[[ DATA PROVIDED, beginning ]]

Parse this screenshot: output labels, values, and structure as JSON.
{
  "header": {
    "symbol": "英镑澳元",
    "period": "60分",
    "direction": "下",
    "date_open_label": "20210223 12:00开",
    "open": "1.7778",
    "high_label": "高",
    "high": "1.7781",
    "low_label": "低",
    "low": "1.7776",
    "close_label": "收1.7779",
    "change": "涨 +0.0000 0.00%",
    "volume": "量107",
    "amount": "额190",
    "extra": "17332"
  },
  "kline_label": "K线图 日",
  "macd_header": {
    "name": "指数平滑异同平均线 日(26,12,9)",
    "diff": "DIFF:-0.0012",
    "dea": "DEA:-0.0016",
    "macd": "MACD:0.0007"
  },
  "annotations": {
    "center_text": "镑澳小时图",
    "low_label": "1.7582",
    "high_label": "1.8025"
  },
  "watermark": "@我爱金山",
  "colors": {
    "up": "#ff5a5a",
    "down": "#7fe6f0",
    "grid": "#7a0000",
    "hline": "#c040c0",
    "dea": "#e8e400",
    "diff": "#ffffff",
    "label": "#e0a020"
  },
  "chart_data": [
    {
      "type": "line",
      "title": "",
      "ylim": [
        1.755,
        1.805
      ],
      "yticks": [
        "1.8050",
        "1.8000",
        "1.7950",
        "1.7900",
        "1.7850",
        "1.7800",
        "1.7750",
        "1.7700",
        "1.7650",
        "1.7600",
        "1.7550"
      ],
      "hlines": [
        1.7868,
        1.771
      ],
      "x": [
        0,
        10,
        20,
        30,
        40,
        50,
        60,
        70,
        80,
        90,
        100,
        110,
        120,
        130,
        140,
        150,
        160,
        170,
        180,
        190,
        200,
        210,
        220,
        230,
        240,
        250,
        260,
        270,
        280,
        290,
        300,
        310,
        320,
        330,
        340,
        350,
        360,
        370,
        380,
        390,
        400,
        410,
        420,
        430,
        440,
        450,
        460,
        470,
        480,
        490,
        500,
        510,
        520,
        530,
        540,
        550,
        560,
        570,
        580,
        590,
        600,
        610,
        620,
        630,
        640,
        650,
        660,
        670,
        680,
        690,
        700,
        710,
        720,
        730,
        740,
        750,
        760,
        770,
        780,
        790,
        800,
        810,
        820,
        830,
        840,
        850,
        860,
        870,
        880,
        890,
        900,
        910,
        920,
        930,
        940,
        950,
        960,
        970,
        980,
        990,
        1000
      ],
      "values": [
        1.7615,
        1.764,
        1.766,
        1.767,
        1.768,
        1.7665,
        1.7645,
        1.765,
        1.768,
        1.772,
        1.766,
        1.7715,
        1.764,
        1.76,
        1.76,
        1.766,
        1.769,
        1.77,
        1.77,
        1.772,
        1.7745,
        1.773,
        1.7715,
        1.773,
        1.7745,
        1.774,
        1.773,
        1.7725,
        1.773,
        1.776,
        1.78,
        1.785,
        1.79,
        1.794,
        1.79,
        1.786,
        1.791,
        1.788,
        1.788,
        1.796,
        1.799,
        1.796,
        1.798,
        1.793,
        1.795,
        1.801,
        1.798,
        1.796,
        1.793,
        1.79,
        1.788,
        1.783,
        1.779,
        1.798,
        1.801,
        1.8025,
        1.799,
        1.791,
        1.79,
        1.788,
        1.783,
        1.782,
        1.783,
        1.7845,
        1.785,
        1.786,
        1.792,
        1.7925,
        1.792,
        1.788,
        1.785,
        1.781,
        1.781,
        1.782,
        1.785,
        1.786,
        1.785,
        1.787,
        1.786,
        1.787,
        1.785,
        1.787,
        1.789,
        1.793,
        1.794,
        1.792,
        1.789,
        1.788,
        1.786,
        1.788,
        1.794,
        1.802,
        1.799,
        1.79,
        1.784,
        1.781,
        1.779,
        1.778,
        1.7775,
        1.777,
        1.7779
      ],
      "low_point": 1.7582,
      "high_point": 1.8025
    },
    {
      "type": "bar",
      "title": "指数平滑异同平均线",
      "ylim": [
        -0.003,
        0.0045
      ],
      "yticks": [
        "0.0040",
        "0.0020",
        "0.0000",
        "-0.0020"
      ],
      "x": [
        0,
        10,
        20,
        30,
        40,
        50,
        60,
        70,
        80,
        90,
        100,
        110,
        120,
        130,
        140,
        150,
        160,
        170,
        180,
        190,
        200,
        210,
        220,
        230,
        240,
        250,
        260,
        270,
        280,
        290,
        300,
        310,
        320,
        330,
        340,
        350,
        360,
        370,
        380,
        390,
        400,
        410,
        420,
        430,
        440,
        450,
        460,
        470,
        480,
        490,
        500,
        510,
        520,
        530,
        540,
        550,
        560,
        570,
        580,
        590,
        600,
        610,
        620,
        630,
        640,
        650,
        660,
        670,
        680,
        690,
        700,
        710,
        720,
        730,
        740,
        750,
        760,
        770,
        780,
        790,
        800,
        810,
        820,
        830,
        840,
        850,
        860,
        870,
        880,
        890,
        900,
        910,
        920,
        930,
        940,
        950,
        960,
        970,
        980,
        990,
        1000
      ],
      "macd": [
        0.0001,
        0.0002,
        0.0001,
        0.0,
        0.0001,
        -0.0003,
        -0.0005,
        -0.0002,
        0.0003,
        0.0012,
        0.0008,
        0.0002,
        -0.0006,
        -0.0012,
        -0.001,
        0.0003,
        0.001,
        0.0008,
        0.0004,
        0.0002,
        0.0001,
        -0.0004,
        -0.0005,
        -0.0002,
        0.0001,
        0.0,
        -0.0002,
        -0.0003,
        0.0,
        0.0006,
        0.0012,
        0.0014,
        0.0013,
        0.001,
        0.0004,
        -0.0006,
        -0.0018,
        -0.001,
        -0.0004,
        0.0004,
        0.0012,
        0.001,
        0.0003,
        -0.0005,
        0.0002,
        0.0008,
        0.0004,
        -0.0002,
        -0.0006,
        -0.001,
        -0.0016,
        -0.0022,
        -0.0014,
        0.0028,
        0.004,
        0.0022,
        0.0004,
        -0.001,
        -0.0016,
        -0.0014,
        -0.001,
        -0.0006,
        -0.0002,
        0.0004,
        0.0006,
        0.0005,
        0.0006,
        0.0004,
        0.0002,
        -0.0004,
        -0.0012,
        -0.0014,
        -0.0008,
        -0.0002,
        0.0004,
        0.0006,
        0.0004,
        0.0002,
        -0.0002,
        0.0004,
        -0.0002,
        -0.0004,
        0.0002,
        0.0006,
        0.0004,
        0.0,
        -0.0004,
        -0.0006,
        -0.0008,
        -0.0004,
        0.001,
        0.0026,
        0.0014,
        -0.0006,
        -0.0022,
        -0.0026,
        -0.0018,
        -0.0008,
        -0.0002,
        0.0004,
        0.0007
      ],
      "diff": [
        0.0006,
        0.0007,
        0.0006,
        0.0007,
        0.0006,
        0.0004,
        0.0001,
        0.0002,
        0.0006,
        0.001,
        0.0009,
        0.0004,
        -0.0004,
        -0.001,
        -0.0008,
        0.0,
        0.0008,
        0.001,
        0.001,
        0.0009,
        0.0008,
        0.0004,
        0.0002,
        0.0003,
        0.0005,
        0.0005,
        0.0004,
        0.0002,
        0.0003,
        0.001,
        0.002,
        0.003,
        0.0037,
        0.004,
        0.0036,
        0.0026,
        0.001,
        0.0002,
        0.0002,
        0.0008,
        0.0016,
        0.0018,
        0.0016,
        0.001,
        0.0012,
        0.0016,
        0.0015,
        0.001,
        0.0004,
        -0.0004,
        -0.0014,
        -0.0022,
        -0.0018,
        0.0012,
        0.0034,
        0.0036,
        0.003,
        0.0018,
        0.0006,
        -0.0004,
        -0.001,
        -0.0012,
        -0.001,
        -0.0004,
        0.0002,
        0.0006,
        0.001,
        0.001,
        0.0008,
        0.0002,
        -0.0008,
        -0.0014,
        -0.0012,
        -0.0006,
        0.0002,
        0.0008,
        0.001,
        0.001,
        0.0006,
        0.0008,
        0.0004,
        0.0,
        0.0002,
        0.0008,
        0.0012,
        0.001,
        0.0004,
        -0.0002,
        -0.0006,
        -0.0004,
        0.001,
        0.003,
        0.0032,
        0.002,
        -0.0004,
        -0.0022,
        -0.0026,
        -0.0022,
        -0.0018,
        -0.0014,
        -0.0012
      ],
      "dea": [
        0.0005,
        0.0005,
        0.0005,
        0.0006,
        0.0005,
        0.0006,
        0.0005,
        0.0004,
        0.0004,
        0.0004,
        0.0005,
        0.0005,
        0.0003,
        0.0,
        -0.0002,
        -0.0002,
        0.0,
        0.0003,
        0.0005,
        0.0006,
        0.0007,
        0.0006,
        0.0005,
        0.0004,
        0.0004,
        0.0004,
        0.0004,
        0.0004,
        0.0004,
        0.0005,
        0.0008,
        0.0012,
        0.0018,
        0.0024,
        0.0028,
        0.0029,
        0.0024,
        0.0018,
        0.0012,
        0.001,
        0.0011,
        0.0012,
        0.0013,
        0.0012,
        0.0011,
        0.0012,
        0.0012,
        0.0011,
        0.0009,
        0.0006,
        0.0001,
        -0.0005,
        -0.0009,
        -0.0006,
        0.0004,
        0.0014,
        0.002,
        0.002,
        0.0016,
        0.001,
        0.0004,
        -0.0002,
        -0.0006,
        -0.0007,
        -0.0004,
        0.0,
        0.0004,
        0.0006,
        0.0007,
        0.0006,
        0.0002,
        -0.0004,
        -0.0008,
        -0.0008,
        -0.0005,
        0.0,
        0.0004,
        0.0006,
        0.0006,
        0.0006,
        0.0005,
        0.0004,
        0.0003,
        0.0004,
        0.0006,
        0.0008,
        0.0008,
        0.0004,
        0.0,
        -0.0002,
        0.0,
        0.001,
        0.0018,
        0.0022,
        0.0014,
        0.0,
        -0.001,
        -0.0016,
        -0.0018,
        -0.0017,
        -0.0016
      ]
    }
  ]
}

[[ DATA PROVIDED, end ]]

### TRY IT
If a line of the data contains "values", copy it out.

### REPLY TO THE EXERCISE
Parse this screenshot: output labels, values, and structure as JSON.
      "values": [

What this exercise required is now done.